- _Your goal_
Lines in the data below that contain the word "value" are to be copied.

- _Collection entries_
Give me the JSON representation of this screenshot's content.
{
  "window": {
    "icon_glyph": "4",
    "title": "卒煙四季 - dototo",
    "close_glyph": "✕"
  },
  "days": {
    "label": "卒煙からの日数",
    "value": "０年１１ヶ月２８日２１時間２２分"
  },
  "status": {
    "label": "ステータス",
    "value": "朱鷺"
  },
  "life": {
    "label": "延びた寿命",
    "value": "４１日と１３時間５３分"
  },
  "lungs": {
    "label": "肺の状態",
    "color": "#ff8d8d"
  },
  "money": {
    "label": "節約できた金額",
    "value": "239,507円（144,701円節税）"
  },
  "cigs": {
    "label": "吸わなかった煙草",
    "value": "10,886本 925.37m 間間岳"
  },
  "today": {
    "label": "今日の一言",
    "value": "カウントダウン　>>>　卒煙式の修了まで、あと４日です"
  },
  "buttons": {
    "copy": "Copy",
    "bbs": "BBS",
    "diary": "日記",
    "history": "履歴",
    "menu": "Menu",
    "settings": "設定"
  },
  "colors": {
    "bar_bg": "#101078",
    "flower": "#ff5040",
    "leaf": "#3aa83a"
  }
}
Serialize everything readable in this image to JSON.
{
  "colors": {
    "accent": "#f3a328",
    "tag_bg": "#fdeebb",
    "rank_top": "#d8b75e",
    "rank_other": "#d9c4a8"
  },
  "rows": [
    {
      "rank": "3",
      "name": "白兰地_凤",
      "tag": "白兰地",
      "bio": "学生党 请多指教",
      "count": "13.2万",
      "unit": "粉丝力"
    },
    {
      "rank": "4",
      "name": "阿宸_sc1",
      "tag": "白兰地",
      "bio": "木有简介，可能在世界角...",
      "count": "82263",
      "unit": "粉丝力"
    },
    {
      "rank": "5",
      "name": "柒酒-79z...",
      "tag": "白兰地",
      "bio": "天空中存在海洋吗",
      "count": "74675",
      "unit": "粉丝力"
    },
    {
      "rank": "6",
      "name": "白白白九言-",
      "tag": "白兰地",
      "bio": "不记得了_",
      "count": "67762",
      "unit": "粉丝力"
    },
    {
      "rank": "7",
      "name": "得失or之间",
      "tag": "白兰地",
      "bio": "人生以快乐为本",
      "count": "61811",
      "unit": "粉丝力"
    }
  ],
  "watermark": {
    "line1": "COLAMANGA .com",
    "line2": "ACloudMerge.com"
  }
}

- _Your solution_
    "value": "０年１１ヶ月２８日２１時間２２分"
    "value": "朱鷺"
    "value": "４１日と１３時間５３分"
    "value": "239,507円（144,701円節税）"
    "value": "10,886本 925.37m 間間岳"
    "value": "カウントダウン　>>>　卒煙式の修了まで、あと４日です"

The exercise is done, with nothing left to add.